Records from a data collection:

--------------------

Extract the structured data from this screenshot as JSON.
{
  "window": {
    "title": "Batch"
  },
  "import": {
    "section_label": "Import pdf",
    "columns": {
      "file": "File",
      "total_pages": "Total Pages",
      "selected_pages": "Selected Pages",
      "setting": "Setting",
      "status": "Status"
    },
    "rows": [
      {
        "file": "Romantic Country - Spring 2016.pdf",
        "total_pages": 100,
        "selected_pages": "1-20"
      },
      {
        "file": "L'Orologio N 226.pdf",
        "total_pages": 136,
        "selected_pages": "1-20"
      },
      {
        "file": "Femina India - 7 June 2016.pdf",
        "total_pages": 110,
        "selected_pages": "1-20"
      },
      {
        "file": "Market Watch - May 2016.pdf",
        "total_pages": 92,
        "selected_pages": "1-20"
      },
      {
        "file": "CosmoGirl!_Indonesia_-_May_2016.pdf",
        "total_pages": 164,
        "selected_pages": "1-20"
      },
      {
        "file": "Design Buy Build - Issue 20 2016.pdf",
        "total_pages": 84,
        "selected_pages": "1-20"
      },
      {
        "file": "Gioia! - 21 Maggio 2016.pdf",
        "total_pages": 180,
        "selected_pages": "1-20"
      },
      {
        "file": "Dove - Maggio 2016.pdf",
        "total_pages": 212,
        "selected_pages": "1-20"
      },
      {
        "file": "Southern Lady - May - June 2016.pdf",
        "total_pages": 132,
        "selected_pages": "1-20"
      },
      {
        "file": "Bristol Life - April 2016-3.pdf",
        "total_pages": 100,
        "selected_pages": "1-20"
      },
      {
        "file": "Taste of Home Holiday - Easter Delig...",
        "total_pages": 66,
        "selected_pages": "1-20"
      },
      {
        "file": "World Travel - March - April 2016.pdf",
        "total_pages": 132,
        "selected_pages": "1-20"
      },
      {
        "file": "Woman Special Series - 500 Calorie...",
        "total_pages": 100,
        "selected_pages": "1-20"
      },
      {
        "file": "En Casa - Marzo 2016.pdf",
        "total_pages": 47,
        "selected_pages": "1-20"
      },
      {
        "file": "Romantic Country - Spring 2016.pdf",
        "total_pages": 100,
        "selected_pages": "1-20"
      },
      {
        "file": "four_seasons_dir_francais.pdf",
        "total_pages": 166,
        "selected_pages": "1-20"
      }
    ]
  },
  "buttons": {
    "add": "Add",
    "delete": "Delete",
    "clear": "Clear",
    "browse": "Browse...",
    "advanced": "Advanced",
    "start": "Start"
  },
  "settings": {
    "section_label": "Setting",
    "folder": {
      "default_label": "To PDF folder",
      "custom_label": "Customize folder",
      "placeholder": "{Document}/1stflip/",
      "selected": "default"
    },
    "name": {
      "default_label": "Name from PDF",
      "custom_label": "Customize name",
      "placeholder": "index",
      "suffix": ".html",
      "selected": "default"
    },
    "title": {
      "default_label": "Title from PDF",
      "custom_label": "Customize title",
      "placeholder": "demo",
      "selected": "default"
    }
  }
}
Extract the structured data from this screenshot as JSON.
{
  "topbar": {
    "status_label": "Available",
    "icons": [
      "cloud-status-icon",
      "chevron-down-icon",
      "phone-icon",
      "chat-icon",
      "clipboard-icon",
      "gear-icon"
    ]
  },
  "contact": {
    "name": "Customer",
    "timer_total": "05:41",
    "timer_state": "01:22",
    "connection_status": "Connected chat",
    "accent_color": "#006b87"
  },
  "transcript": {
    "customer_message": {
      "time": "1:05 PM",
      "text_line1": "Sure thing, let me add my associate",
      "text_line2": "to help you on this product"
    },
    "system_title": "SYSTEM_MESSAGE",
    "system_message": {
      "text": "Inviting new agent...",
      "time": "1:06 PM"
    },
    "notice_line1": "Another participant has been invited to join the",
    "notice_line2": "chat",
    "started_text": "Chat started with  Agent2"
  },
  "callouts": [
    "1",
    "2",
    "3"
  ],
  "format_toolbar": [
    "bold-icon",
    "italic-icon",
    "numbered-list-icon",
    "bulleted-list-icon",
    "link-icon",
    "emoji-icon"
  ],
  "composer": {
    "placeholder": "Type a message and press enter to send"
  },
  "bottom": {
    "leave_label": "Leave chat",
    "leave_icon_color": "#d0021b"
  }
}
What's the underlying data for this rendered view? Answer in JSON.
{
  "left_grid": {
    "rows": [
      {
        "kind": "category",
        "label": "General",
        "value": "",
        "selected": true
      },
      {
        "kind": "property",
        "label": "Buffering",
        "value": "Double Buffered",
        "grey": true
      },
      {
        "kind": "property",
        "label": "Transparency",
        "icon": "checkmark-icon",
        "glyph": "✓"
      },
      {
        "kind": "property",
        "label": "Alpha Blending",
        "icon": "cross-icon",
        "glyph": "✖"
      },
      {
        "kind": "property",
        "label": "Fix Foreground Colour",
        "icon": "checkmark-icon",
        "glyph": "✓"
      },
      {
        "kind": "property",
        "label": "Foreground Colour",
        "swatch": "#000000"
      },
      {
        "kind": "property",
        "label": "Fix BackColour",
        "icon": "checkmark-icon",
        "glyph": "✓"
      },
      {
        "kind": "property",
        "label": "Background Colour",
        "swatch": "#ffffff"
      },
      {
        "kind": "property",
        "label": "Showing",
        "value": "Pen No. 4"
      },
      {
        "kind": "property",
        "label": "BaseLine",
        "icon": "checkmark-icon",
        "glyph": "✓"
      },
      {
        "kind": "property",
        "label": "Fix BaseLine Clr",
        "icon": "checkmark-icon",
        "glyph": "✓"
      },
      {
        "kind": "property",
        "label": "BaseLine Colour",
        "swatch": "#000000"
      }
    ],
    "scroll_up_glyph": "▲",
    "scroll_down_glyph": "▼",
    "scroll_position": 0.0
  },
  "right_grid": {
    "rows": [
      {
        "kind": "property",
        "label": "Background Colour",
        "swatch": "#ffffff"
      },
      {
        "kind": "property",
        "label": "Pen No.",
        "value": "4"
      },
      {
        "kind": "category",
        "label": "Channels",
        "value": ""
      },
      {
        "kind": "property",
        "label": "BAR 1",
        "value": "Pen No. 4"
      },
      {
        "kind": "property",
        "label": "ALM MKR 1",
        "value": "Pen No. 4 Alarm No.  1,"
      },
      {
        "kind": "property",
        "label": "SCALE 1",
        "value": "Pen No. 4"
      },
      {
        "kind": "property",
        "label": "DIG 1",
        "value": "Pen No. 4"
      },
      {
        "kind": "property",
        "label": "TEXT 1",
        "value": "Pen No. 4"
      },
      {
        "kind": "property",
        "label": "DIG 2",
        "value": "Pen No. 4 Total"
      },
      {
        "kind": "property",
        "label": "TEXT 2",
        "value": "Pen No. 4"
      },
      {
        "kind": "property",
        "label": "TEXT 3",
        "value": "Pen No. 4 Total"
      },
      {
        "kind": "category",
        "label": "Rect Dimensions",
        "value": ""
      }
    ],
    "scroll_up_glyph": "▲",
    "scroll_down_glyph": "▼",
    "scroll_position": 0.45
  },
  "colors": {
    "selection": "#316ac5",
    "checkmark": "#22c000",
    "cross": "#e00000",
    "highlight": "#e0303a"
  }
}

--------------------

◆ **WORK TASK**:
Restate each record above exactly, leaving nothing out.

◆ **ANSWER**:
Extract the structured data from this screenshot as JSON.
{
  "window": {
    "title": "Batch"
  },
  "import": {
    "section_label": "Import pdf",
    "columns": {
      "file": "File",
      "total_pages": "Total Pages",
      "selected_pages": "Selected Pages",
      "setting": "Setting",
      "status": "Status"
    },
    "rows": [
      {
        "file": "Romantic Country - Spring 2016.pdf",
        "total_pages": 100,
        "selected_pages": "1-20"
      },
      {
        "file": "L'Orologio N 226.pdf",
        "total_pages": 136,
        "selected_pages": "1-20"
      },
      {
        "file": "Femina India - 7 June 2016.pdf",
        "total_pages": 110,
        "selected_pages": "1-20"
      },
      {
        "file": "Market Watch - May 2016.pdf",
        "total_pages": 92,
        "selected_pages": "1-20"
      },
      {
        "file": "CosmoGirl!_Indonesia_-_May_2016.pdf",
        "total_pages": 164,
        "selected_pages": "1-20"
      },
      {
        "file": "Design Buy Build - Issue 20 2016.pdf",
        "total_pages": 84,
        "selected_pages": "1-20"
      },
      {
        "file": "Gioia! - 21 Maggio 2016.pdf",
        "total_pages": 180,
        "selected_pages": "1-20"
      },
      {
        "file": "Dove - Maggio 2016.pdf",
        "total_pages": 212,
        "selected_pages": "1-20"
      },
      {
        "file": "Southern Lady - May - June 2016.pdf",
        "total_pages": 132,
        "selected_pages": "1-20"
      },
      {
        "file": "Bristol Life - April 2016-3.pdf",
        "total_pages": 100,
        "selected_pages": "1-20"
      },
      {
        "file": "Taste of Home Holiday - Easter Delig...",
        "total_pages": 66,
        "selected_pages": "1-20"
      },
      {
        "file": "World Travel - March - April 2016.pdf",
        "total_pages": 132,
        "selected_pages": "1-20"
      },
      {
        "file": "Woman Special Series - 500 Calorie...",
        "total_pages": 100,
        "selected_pages": "1-20"
      },
      {
        "file": "En Casa - Marzo 2016.pdf",
        "total_pages": 47,
        "selected_pages": "1-20"
      },
      {
        "file": "Romantic Country - Spring 2016.pdf",
        "total_pages": 100,
        "selected_pages": "1-20"
      },
      {
        "file": "four_seasons_dir_francais.pdf",
        "total_pages": 166,
        "selected_pages": "1-20"
      }
    ]
  },
  "buttons": {
    "add": "Add",
    "delete": "Delete",
    "clear": "Clear",
    "browse": "Browse...",
    "advanced": "Advanced",
    "start": "Start"
  },
  "settings": {
    "section_label": "Setting",
    "folder": {
      "default_label": "To PDF folder",
      "custom_label": "Customize folder",
      "placeholder": "{Document}/1stflip/",
      "selected": "default"
    },
    "name": {
      "default_label": "Name from PDF",
      "custom_label": "Customize name",
      "placeholder": "index",
      "suffix": ".html",
      "selected": "default"
    },
    "title": {
      "default_label": "Title from PDF",
      "custom_label": "Customize title",
      "placeholder": "demo",
      "selected": "default"
    }
  }
}
Extract the structured data from this screenshot as JSON.
{
  "topbar": {
    "status_label": "Available",
    "icons": [
      "cloud-status-icon",
      "chevron-down-icon",
      "phone-icon",
      "chat-icon",
      "clipboard-icon",
      "gear-icon"
    ]
  },
  "contact": {
    "name": "Customer",
    "timer_total": "05:41",
    "timer_state": "01:22",
    "connection_status": "Connected chat",
    "accent_color": "#006b87"
  },
  "transcript": {
    "customer_message": {
      "time": "1:05 PM",
      "text_line1": "Sure thing, let me add my associate",
      "text_line2": "to help you on this product"
    },
    "system_title": "SYSTEM_MESSAGE",
    "system_message": {
      "text": "Inviting new agent...",
      "time": "1:06 PM"
    },
    "notice_line1": "Another participant has been invited to join the",
    "notice_line2": "chat",
    "started_text": "Chat started with  Agent2"
  },
  "callouts": [
    "1",
    "2",
    "3"
  ],
  "format_toolbar": [
    "bold-icon",
    "italic-icon",
    "numbered-list-icon",
    "bulleted-list-icon",
    "link-icon",
    "emoji-icon"
  ],
  "composer": {
    "placeholder": "Type a message and press enter to send"
  },
  "bottom": {
    "leave_label": "Leave chat",
    "leave_icon_color": "#d0021b"
  }
}
What's the underlying data for this rendered view? Answer in JSON.
{
  "left_grid": {
    "rows": [
      {
        "kind": "category",
        "label": "General",
        "value": "",
        "selected": true
      },
      {
        "kind": "property",
        "label": "Buffering",
        "value": "Double Buffered",
        "grey": true
      },
      {
        "kind": "property",
        "label": "Transparency",
        "icon": "checkmark-icon",
        "glyph": "✓"
      },
      {
        "kind": "property",
        "label": "Alpha Blending",
        "icon": "cross-icon",
        "glyph": "✖"
      },
      {
        "kind": "property",
        "label": "Fix Foreground Colour",
        "icon": "checkmark-icon",
        "glyph": "✓"
      },
      {
        "kind": "property",
        "label": "Foreground Colour",
        "swatch": "#000000"
      },
      {
        "kind": "property",
        "label": "Fix BackColour",
        "icon": "checkmark-icon",
        "glyph": "✓"
      },
      {
        "kind": "property",
        "label": "Background Colour",
        "swatch": "#ffffff"
      },
      {
        "kind": "property",
        "label": "Showing",
        "value": "Pen No. 4"
      },
      {
        "kind": "property",
        "label": "BaseLine",
        "icon": "checkmark-icon",
        "glyph": "✓"
      },
      {
        "kind": "property",
        "label": "Fix BaseLine Clr",
        "icon": "checkmark-icon",
        "glyph": "✓"
      },
      {
        "kind": "property",
        "label": "BaseLine Colour",
        "swatch": "#000000"
      }
    ],
    "scroll_up_glyph": "▲",
    "scroll_down_glyph": "▼",
    "scroll_position": 0.0
  },
  "right_grid": {
    "rows": [
      {
        "kind": "property",
        "label": "Background Colour",
        "swatch": "#ffffff"
      },
      {
        "kind": "property",
        "label": "Pen No.",
        "value": "4"
      },
      {
        "kind": "category",
        "label": "Channels",
        "value": ""
      },
      {
        "kind": "property",
        "label": "BAR 1",
        "value": "Pen No. 4"
      },
      {
        "kind": "property",
        "label": "ALM MKR 1",
        "value": "Pen No. 4 Alarm No.  1,"
      },
      {
        "kind": "property",
        "label": "SCALE 1",
        "value": "Pen No. 4"
      },
      {
        "kind": "property",
        "label": "DIG 1",
        "value": "Pen No. 4"
      },
      {
        "kind": "property",
        "label": "TEXT 1",
        "value": "Pen No. 4"
      },
      {
        "kind": "property",
        "label": "DIG 2",
        "value": "Pen No. 4 Total"
      },
      {
        "kind": "property",
        "label": "TEXT 2",
        "value": "Pen No. 4"
      },
      {
        "kind": "property",
        "label": "TEXT 3",
        "value": "Pen No. 4 Total"
      },
      {
        "kind": "category",
        "label": "Rect Dimensions",
        "value": ""
      }
    ],
    "scroll_up_glyph": "▲",
    "scroll_down_glyph": "▼",
    "scroll_position": 0.45
  },
  "colors": {
    "selection": "#316ac5",
    "checkmark": "#22c000",
    "cross": "#e00000",
    "highlight": "#e0303a"
  }
}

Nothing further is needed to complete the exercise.